CILT UK appoints Paul Adams as its new chief executive officer
The Chartered Institute of Logistics and Transport in the UK (CILT UK) has announced the ...
An upgrade of UK trans-Pennine rail tunnels, to allow the transit of high-cube intermodal containers, has been approved.
Britain’s Integrated Rail Plan will see the upgrade of the Manchester-Huddersfield line, which will make it possible for trains to carry cargo across the north of England from 2025.
Currently, cargo travelling to and from Liverpool/Mersey and the Humber and Tees regions is carried on trucks along the much-reviled M62 motorway, which, according to a study by Transport for the North, the phase between Manchester and Sheffield permits an average speed of just 35mph, taking an average 75 minutes.
Meanwhile, the rail tunnels running through the Pennine mountain range were built in the 1850s and do not permit W12 freight gauge, as well as being too low for 9ft 6in high-cube intermodal containers. But this is soon to change.
“Our region’s rail network is being constrained by Victorian infrastructure that urgently needs to be upgraded,” Martin Tugwell, CEO of Transport for the North, said.
“The Trans-Pennine route upgrade is a vital element in enhancing rail connectivity across our region. It is also essential as part of our ambitious decarbonisation targets and action plan, helping to build a sustainable rail network for the future.”
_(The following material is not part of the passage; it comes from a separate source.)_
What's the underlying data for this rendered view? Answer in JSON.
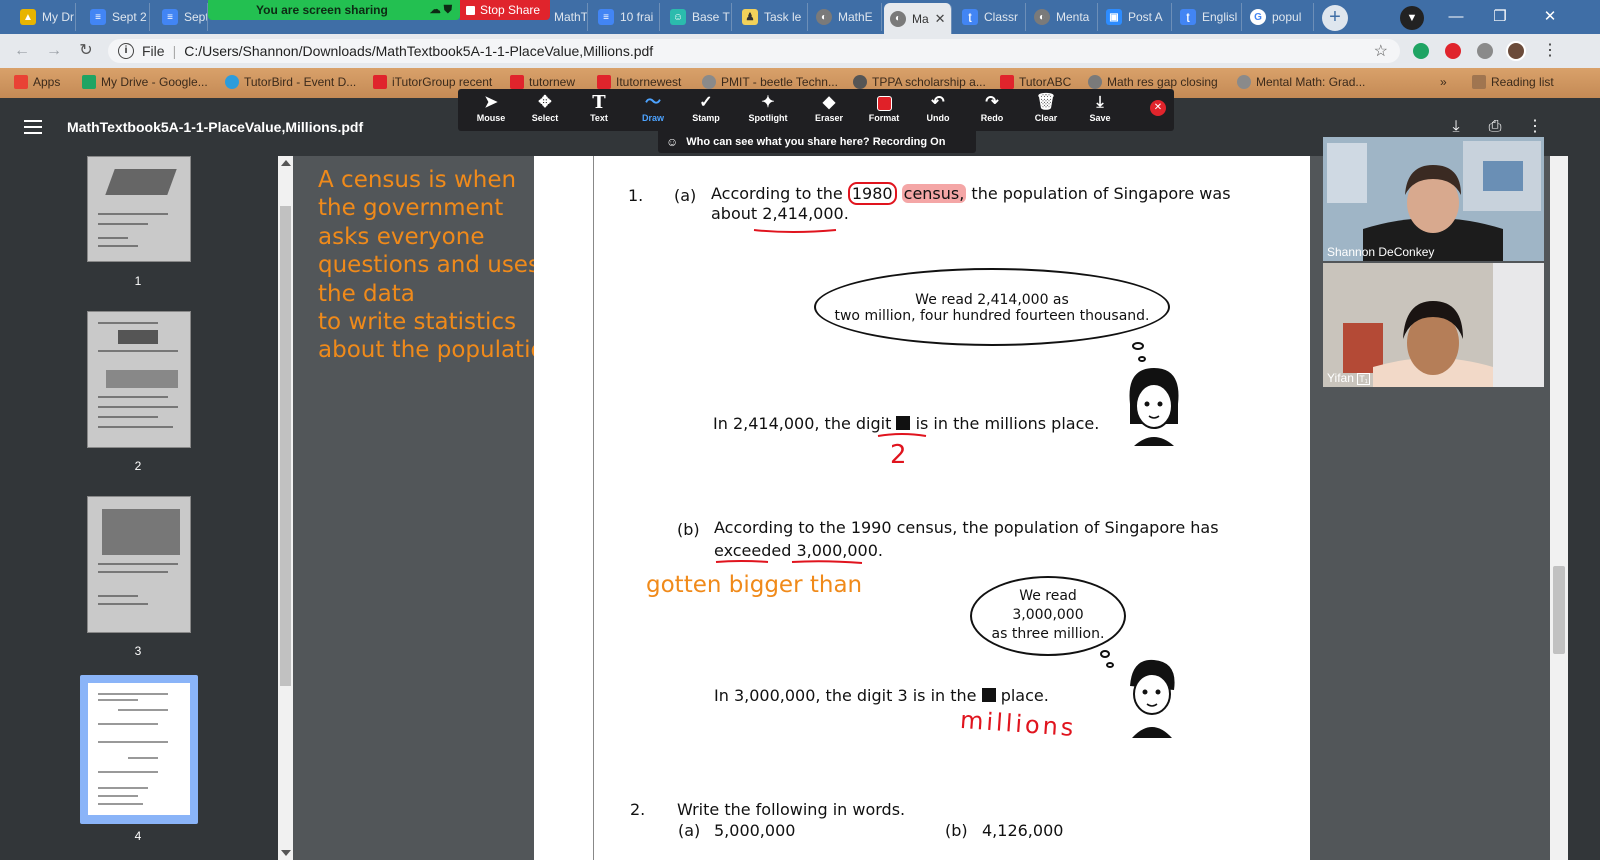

The upgrade involves lowering the floor of tunnels, installing new track on concrete blocks rather than traditional ballast, widening track to W12 freight gauge and, in due course, installing overhead electrical lines along tunnel roofs. Studies say the route could then handle some 30 trains a day in each direction, carrying on average 50 containers each.
Mike Hogg, Rail Freight Group North England representative told The Loadstar: “In the past week, all the business cases, engineering studies [concerning the trans-Pennine rail upgrade]… have come together.”
“We are pushing Network Rail to have this [upgrade] delivered by the end of 2024… we believe that deadline to be tenable in terms of the line closures and work needing to be done. [The timescale] hasn’t been agreed by Network Rail, but we are pushing, on behalf of the freight industry.”
Even without electrification, there is a major impact on CO2 emissions, Mr. Hogg said. “These are pretty chunky trains… even if [they] are diesel-hauled, which they may be initially, it’s still a better proposition than 50 diesel lorries. The implications are massive… from every perspective, carbon reduction, port connectivity, road decongestion, extra offers to the shippers, the DFDSs and the Samskips of the world – it’s a good deal.”
The move will open up another front in the tug-of-war between a recovering UK road freight industry and a rail sector eager to further capitalise on gains made in the combination Brexit/pandemic market.
“In the past three months, we’ve started 10 daily intermodal trains, the equivalent of about 1,000 HGV trips a day off the road, about 100 boxes to a trip,” Julian Worth, of the Chartered Institute of Logistics and Transport (CILT) told The Loadstar.
But asked whether this would put truckers out of work, Mr. Worth argued this was far from the case, and improving rail networks would not be a zero-sum game.
“In the context of the truck driver shortage, every driver released by running trains can be redeployed onto store and final delivery work – typically doing three deliveries per shift, whereas they’d normally do one trunk-haul run,” he said. “So those ten trains have probably freed up 2.000-3.000 final deliveries per day – that’s not trivial.”
Despite the uptick in demand, Mr Worth said there was little risk that the existing rail networks would run out of capacity any time soon.
“There’s a fair amount of reserve capacity in the rail system, certainly for freight. As far as trunk freight is concerned, we are not looking at putting in new lines, but what we are looking at is putting back tracks. If you go back to the ‘80s, there were a lot of main lines which had formations with four tracks, that were rationalised down to two. The solution in many places is to simply reverse that process and ‘re-quadrify’ them.”
In fact, the wider renaissance in rail is freeing up new capacity for various ports to step into the breach, Mr Worth added, with growth in shortsea movements from Rotterdam and Antwerp, to ports along the east coast.
“We have several trains from Tilbury into the golden triangle of logistics around Daventry… Next year I fully expect to see that going south-west, to Bristol and South Wales, as we’ve just got gauge clearance for intermodal boxes on the Great Western main line.
“A year ago, there was a train out of Liverpool every other day. Now there are four a day. That’s a testament to how Liverpool has grown, but also how rail is now doing shorter journeys, 100-mile runs as opposed to 150-200 miles – a combination of road costs going up and rail bringing down the unit cost.”